SOAS University of London

Department of Linguistics, School of Languages, Cultures and Linguistics

Julia An-Lun Cheng

BA in Music (Trinity College of Music, UK), MA in English (Colorado State University, USA), MA in Linguistics (University of Colorado at Boulder)
  • Overview


Julia An-Lun Cheng
Julia An-Lun Cheng
Email address:
Thesis title:
An Investigation of the Constraints on Nominal Argument Drop in Mandarin Chinese Using Spoken Corpora
Internal Supervisors


Julia has MA degrees in both English and Linguistics: English from Colorado State University and Linguistics from University of Colorado at Boulder. Her thesis for MA English was ‘Exploitation of The Gricean Maxims in Narrative Jokes’. Apart from doing research, she also loves language teaching. She speaks three languages: Mandarin, Taiwanese and English, and was an English lecturer in Taiwan for seven years.

PhD Research

The focus of Julia’s research is to investigate the constraints on nominal argument drop in Mandarin Chinese using spoken data. The thesis hypothesizes that:

(1) Argument drop in Mandarin discourse revolves around animacy of the argument, verb semantics, discourse context and referential relationships.

(2)  Argument drop in Mandarin discourse is both clause-internally and clause-externally conditioned.

It proposes the following main research question and five sub-questions:

Main research question:  What are the constraints on argument drop – both subject argument drop and object argument drop in Mandarin Chinese discourse?

1. Is there a correlation between the expression of subject and object as lexical NPs and the lexical semantics of verbs, i.e. do certain types of verbs such as labile verbs trigger, or at least facilitate the drop of subject arguments and/or object arguments?

2. Does animacy play a significant role in argument drop?
3. Is subject-drop and object-drop always licensed by an antecedent?
4. Is definiteness or specificity of the intended referent a factor in argument drop?
5. Does clause level aspect play a role in the appearance and disappearance of noun phrase? For instance, are noun phrases occurring in clauses that also contain the perfective marker le more or less likely to be dropped?


Jun 2014    The Third International Symposium on Chinese Language and Discourse   
                  (Birkbeck, University of London)

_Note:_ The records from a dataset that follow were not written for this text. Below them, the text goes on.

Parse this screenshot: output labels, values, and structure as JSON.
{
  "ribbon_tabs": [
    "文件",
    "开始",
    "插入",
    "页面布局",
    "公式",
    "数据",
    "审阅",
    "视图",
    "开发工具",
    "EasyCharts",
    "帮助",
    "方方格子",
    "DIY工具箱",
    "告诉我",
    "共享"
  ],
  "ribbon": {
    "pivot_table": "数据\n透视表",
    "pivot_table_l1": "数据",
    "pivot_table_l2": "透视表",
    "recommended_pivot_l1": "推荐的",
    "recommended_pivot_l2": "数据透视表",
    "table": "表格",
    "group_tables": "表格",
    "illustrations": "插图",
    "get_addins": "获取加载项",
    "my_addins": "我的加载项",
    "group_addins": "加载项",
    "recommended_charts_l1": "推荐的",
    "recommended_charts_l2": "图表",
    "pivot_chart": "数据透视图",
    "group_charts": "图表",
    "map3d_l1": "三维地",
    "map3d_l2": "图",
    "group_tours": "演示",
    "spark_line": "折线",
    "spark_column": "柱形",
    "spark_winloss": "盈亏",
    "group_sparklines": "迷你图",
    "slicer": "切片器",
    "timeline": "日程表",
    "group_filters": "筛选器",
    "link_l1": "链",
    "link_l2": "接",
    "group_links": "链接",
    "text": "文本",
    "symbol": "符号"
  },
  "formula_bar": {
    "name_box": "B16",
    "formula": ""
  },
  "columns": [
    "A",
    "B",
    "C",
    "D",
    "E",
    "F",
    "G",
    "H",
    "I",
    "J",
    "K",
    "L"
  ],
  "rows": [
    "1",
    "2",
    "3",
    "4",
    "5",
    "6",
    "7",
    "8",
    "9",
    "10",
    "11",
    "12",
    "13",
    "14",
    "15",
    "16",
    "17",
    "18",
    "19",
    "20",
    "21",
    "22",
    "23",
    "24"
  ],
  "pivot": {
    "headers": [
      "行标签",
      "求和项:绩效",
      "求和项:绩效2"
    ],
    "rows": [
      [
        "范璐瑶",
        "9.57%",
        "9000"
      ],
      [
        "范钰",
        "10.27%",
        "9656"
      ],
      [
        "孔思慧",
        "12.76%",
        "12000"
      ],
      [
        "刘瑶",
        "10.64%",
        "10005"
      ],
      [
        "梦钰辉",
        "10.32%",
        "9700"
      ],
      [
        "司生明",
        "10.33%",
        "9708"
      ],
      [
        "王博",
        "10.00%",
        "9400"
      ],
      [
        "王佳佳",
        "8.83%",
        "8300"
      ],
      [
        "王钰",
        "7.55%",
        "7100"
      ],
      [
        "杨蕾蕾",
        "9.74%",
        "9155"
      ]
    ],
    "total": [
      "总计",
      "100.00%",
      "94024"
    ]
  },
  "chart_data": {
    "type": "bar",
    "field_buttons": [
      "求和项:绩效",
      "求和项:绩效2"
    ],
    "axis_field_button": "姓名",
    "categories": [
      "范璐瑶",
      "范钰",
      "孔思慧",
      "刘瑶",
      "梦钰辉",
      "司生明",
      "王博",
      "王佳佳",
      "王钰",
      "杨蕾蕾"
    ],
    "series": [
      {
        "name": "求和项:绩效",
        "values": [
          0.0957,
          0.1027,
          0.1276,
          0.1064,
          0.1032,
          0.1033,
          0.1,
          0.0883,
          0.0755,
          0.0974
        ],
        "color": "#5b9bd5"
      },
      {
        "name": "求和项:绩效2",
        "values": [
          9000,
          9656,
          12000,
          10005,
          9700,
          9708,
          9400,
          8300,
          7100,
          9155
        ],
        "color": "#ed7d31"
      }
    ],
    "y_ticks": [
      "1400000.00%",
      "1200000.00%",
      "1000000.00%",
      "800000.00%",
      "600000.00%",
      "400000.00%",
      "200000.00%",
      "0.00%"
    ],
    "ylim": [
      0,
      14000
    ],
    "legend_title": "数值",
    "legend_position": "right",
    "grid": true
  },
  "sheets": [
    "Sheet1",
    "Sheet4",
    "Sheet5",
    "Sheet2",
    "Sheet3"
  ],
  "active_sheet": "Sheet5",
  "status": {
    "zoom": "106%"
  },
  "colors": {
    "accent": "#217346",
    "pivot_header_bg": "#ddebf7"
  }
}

Oral Presentation: ‘Exploring the Concept of Grammatical Relations in Mandarin Chinese Using Real Conversational Data’

Jun 2014     Olomouc Linguistics Colloquium    (Palacky University, Czech Republic)

Oral Presentation: ‘Distant Reference Tracking of Chinese Nominal Classifiers’

Feb 2013  5th Biennial Meeting of the Rice Linguistic Society
               (Rice University Texas, USA)

Oral Presentation: ‘Exploring the Concept of Grammatical Relations in Mandarin Chinese
                              Using Real Conversational Data’